CELA joined several ENGOs in making recommendations to Ontario’s Ministry of Energy on the structure of upcoming Long-Term Energy Plan public consultations. We want to ensure that the public is adequately consulted and there’s an opportunity to review alternative scenarios for Ontario’s energy future. We’re encouraging the government to focus on transitioning to a community-based system as envisioned in its Climate Change Action Plan.

Seeking the end of PBDEs in the Great Lakes

CELA commended the International Joint Commission’s Water Quality Board (IJC WQB) on the recent release of its report, which included recommendations on harmful Polybrominated Diphenyl Ethers (PBDEs) in the Great Lakes. CELA supports the IJC WQB’s five recommendations for binational efforts to address growing concerns about PBDEs in the Great Lakes.

BLOG: The Ottawa River’s best kept secret

CELA Executive Director Theresa McClenaghan visited the Ottawa River’s waterfront in the town of Deep River, after site tours at Chalk River Nuclear Laboratories and the nuclear demonstration plant near Rolphton, Ontario. A sign at Deep River’s waterside park says it is Ontario’s “best kept secret.” It’s all too accurate, she writes. And not in a good way.


Faces of CELA

This month we caught up with CELA board member Lauren Alcorn. In addition to her role with CELA, Lauren works on poverty alleviation through access to water and sanitation projects in India and is based in Montreal with the ONE DROP Foundation. She’s also worked for the United Nations Association in Canada and Schools Without Borders. Lauren has lived, studied and worked in Denmark, Cuba, Ghana, India and Central America.

Why did you get involved with CELA?
The work that CELA does in protecting the environment, our health, and law reforms is really interesting and inspiring. To be a member of the board and support the organization in its efforts enables me to be part of something bigger.

What’s the path that brought you to CELA?
At the time I joined CELA’s board (about 8 years ago), I was working on a nationwide program for youth and the right to water. CELA’s work on source water protection and the Walkerton Inquiry helped us understand our civic duty and the essential role that youth need to play in the protection and conservation of this precious life source.

What’s the connection between international development and CELA’s work?
I am currently working in the WASH (water sanitation and hygiene) sector on projects in Asia, where access to safe drinking water and sanitation is a major challenge. But this dire situation is not limited to the developing world. It’s becoming more prevalent across North America. There are many lessons to be learned and a lot of knowledge to be shared among all nations, especially in the years to come.

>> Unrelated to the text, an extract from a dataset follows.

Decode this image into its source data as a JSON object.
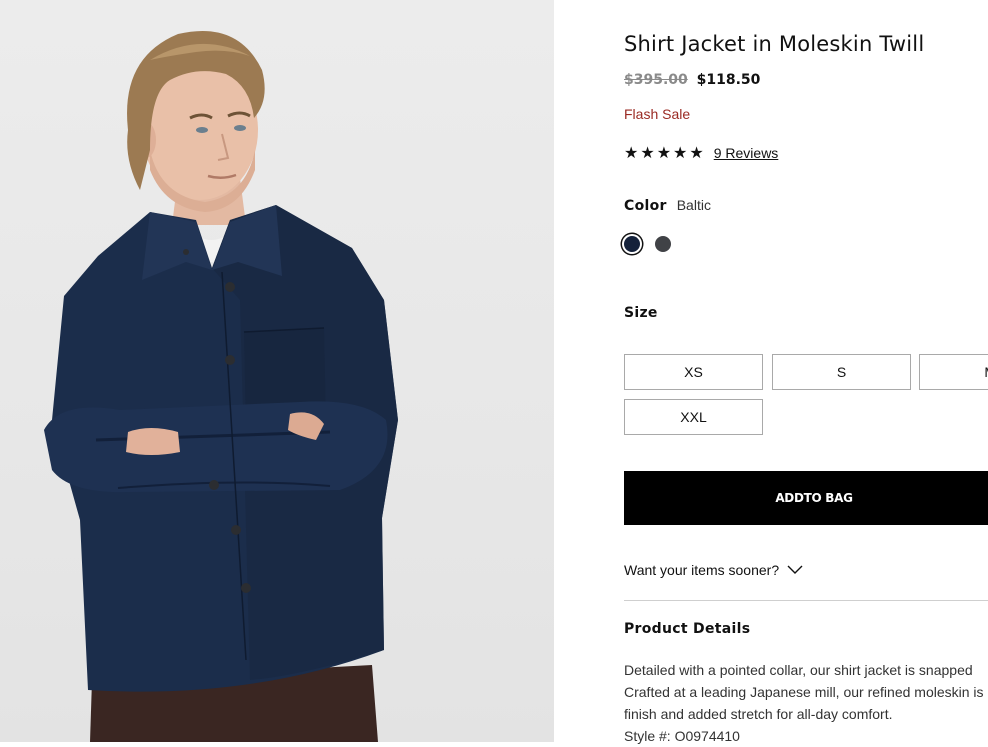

What’s an important environmental regulation you’d like to see implemented in Canada?
When it comes to water source protection, we need to be looking at it from a watershed perspective. It’s important to regulate and collaborate with all stakeholders invested in and around the watershed so that we can be part of creating a holistic and comprehensive approach to protection and conservation.

When you’re not busy working, what do you like to do?
I travel a lot for work, so when I’m home I like to spend my down time with my two boys doing puzzles, baking, arts and crafts and being silly. They remind me to slow down and be in the moment. Life as a kid is sweet.


Farewell, Erica!

We’re sad to say goodbye to Erica Stahl. Erica joined CELA as an articling student and stayed on with us as counsel supporting several of CELA’s litigation files, law reform initiatives, and research projects, including working with the ARCH Disability Law Centre on a soon-to-be-published paper analyzing the legal rights of those affected by multiple chemical sensitivities. CELA staff were among many of Erica’s fans supporting her successful participation in the epic Friends for Life Bike Rally from Toronto to Montreal this summer. Our loss is Vancouver’s gain. We wish her all the best!